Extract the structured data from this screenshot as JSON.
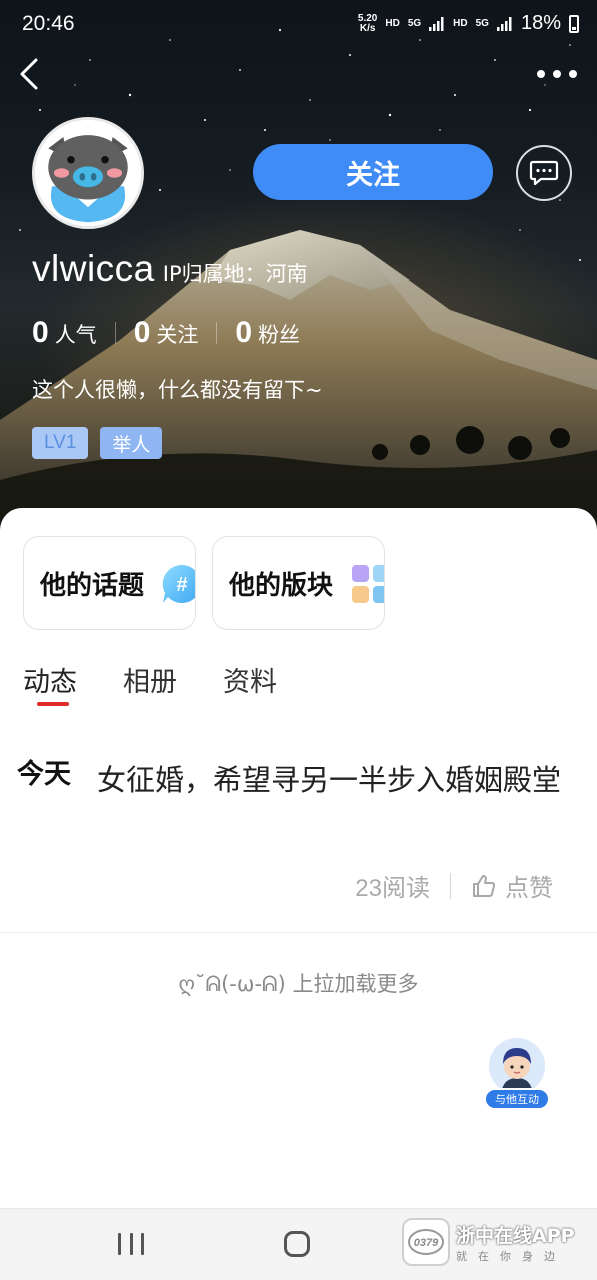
{
  "status_bar": {
    "time": "20:46",
    "net_speed_value": "5.20",
    "net_speed_unit": "K/s",
    "hd1": "HD",
    "net1": "5G",
    "hd2": "HD",
    "net2": "5G",
    "battery": "18%"
  },
  "profile": {
    "username": "vlwicca",
    "ip_location": "IP归属地：河南",
    "follow_label": "关注",
    "stats": [
      {
        "value": "0",
        "label": "人气"
      },
      {
        "value": "0",
        "label": "关注"
      },
      {
        "value": "0",
        "label": "粉丝"
      }
    ],
    "bio": "这个人很懒，什么都没有留下~",
    "level_badge": "LV1",
    "report_badge": "举人"
  },
  "shortcuts": {
    "topics_label": "他的话题",
    "boards_label": "他的版块"
  },
  "tabs": [
    {
      "label": "动态",
      "active": true
    },
    {
      "label": "相册",
      "active": false
    },
    {
      "label": "资料",
      "active": false
    }
  ],
  "post": {
    "date": "今天",
    "text": "女征婚，希望寻另一半步入婚姻殿堂",
    "read_count": "23阅读",
    "like_label": "点赞"
  },
  "load_more": "ღ˘ᕱ(-ω-ᕱ) 上拉加载更多",
  "chat_bot": {
    "label": "与他互动"
  },
  "watermark": {
    "logo_text": "0379",
    "title": "浙中在线APP",
    "subtitle": "就在你身边"
  },
  "colors": {
    "accent_blue": "#3f8cf7",
    "tab_indicator": "#e02a2a",
    "badge_blue": "#9ec1f4"
  }
}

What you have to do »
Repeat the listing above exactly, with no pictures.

Result below »
Extract the structured data from this screenshot as JSON.
{
  "status_bar": {
    "time": "20:46",
    "net_speed_value": "5.20",
    "net_speed_unit": "K/s",
    "hd1": "HD",
    "net1": "5G",
    "hd2": "HD",
    "net2": "5G",
    "battery": "18%"
  },
  "profile": {
    "username": "vlwicca",
    "ip_location": "IP归属地：河南",
    "follow_label": "关注",
    "stats": [
      {
        "value": "0",
        "label": "人气"
      },
      {
        "value": "0",
        "label": "关注"
      },
      {
        "value": "0",
        "label": "粉丝"
      }
    ],
    "bio": "这个人很懒，什么都没有留下~",
    "level_badge": "LV1",
    "report_badge": "举人"
  },
  "shortcuts": {
    "topics_label": "他的话题",
    "boards_label": "他的版块"
  },
  "tabs": [
    {
      "label": "动态",
      "active": true
    },
    {
      "label": "相册",
      "active": false
    },
    {
      "label": "资料",
      "active": false
    }
  ],
  "post": {
    "date": "今天",
    "text": "女征婚，希望寻另一半步入婚姻殿堂",
    "read_count": "23阅读",
    "like_label": "点赞"
  },
  "load_more": "ღ˘ᕱ(-ω-ᕱ) 上拉加载更多",
  "chat_bot": {
    "label": "与他互动"
  },
  "watermark": {
    "logo_text": "0379",
    "title": "浙中在线APP",
    "subtitle": "就在你身边"
  },
  "colors": {
    "accent_blue": "#3f8cf7",
    "tab_indicator": "#e02a2a",
    "badge_blue": "#9ec1f4"
  }
}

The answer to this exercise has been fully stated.